(June 19, 2007) -- In an item recommended to be "received and filed" (no action taken) on the City Council's June 19 "consent calendar" (no public discussion unless requested by a Councilmember or a taxpayer), senior City Hall management has warned Councilmembers -- who ultimately control City Hall spending -- that half-way through the FY 07 budget year revenue is trending below target, expenditures continue to trend higher than budget...and "if spending patterns do not change, the City must be prepared for reallocations of its available resources and curtailment of planned services."
In a May 22 memo to Councilmembers, Director of Financial Management Mike Killebrew says Council-invited, Mayor-approved negotiated police officer salary increases will consume all currently anticipated structural revenue growth through FY 09...while recruitment efforts and pay incentives haven't produced anticipated reductions in overtime [used by prior management to camouflage officer staffing shortfalls].
Mr. Killebrew's memo says the Police Dept. expects to exceed its FY 07 General Fund budget by nearly $6.7 million (about 4%). "The City Auditor's Office is reviewing Police overtime practices to assist in determining the validity of the underlying assumption that overtime usage should decrease as vacancies decrease," Mr. Killebrew's memo says.
And Mr. Killebrew had some other less than rosy news for Councilmembers who determine City Hall's spending:
"After six months of the fiscal year, overall revenues are trending below target, while expenditures continue to trend higher than budget. With 50 percent of the fiscal year complete, approximately 48.3 percent of anticipated General
Fund revenue has been collected..."
On the other side of the ledger, General Fund expenditures "are expected to come in at 101.1 percent of the adjusted budget, which is $4 .3 million above the adjusted budget which reflects expenditures associated with the second
half of the fiscal year, including salary adjustments and summer programs . The City Manager's Officer has taken proactive measures to address the projected expenditure overage by soliciting recommendations from department directors to contain expenditures where appropriate," Mr. Killebrew says.
The memo notes that the Council's Budget Oversight Committee (BOC) (chair, DeLong; vice-chair O'Donnell; member B. Lowenthal] began holding monthly meetings to monitor current year budget performance and discuss issues impacting future budgets.
On May 22, the Council referred Mr. Killebrew's memo to its "Budget Oversight Committee" [DeLong (chair), B, Lowenthal, O'Donnell]. At a May 30 Committee meeting, Mr. Killebrew made a presentation paralleling his written report; committe members (mainly DeLong) asked a few questions...and are now sending the report back to the Council without recommendations beyond "receive and file" (take no action).

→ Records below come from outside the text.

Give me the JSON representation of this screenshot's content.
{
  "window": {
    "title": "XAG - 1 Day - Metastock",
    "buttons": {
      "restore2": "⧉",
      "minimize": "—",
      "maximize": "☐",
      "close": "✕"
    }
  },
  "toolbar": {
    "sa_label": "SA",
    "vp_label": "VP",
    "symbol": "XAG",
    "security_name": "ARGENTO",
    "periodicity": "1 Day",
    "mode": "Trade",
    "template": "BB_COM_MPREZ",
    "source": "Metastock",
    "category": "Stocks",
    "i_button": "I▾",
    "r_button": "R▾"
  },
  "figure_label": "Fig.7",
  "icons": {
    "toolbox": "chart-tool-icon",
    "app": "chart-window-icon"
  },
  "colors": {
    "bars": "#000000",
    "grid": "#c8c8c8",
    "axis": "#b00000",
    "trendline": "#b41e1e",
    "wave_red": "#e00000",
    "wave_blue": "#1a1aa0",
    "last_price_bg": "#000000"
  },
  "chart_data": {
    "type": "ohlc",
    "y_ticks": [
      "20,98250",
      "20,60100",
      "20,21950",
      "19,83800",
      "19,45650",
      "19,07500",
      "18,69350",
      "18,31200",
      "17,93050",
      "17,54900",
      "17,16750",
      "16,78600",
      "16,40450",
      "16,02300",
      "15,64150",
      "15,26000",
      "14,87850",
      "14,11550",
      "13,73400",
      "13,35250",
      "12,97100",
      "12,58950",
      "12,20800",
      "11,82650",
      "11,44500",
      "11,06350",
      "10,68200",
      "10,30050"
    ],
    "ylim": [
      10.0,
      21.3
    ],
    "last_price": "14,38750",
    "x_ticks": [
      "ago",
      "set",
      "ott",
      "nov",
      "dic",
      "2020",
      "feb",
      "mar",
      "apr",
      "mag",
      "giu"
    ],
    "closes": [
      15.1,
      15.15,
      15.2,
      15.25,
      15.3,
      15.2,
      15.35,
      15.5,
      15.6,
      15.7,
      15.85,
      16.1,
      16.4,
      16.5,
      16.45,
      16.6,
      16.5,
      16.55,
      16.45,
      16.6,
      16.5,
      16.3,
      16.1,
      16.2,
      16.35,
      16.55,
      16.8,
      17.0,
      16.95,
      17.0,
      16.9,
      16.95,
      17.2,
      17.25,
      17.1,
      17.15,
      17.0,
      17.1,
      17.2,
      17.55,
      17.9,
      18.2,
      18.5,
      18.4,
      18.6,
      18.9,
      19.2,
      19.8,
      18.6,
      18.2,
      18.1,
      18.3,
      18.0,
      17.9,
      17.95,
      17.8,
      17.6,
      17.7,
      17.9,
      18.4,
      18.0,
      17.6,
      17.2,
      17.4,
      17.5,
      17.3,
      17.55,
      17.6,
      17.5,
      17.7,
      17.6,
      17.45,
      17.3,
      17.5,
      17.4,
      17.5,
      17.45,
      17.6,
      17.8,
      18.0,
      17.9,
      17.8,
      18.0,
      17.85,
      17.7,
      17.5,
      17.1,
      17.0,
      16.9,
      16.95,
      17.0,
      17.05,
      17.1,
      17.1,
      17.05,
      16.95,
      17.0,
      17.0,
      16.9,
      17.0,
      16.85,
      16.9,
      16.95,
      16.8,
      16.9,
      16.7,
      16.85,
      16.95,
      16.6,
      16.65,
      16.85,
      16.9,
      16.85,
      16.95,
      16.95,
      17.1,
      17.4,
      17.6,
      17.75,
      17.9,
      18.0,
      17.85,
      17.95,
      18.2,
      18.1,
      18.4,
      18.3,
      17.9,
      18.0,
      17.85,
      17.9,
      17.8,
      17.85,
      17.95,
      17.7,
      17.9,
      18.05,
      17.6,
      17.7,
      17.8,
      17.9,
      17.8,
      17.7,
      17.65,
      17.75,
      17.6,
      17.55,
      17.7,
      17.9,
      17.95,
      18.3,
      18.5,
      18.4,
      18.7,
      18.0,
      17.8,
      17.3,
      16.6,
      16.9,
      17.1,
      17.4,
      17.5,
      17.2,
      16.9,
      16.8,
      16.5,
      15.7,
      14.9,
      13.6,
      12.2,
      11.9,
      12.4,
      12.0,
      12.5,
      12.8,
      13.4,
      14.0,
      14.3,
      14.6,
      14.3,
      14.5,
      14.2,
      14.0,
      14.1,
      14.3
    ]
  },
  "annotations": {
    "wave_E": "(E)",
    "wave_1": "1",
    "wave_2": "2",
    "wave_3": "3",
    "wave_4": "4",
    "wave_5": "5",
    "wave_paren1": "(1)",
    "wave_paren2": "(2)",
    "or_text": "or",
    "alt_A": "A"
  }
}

The immediate past chair of [and catalyst for creating] the Council's Budget Oversight Committee is former 6th district Councilwoman, now-Assemblymember Laura Richardson (D., Carson-LB), one of 17 candidates seeking to succeed the late Congresswoman Juanita Millender-McDonald (D., Carson-LB).
Budget Oversight Committeemember/Vice Mayor Bonnie Lowenthal is expected in 2008 to seek the Assembly seat currently held by Assemblywoman Betty Karnette (D., LB). LB Councilwoman Tonia Reyes Uranga is also an announced candidate for the same Assembly seat.
Mr. Killebrew's memo -- one of the last issued under now-former City Manager Jerry Miller -- concludes:
With General Fund expenditures trending above budget and revenues dipping under budget for
the first half of the fiscal year, and concerns expressed about achieving certain one-time revenues, it is imperative that the City reaffirms its intent to be fiscally prudent for the remaining six months . If spending patterns do not change, the City must be prepared for reallocations of its available resources and curtailment of planned services. Looking to the future, we must not lose sight of the fact that the City must address upcoming employee negotiations, its existing retiree health commitments, the seismic integrity of -City Hall, future costs associated with the . POA labor agreement and critical infrastructure needs, including aging police and fire stations, sidewalks, streets, pipelines and underground storage tanks . These challenges will only be exacerbated if departments cannot provide services at a level commensurate with their City Council approved budgets.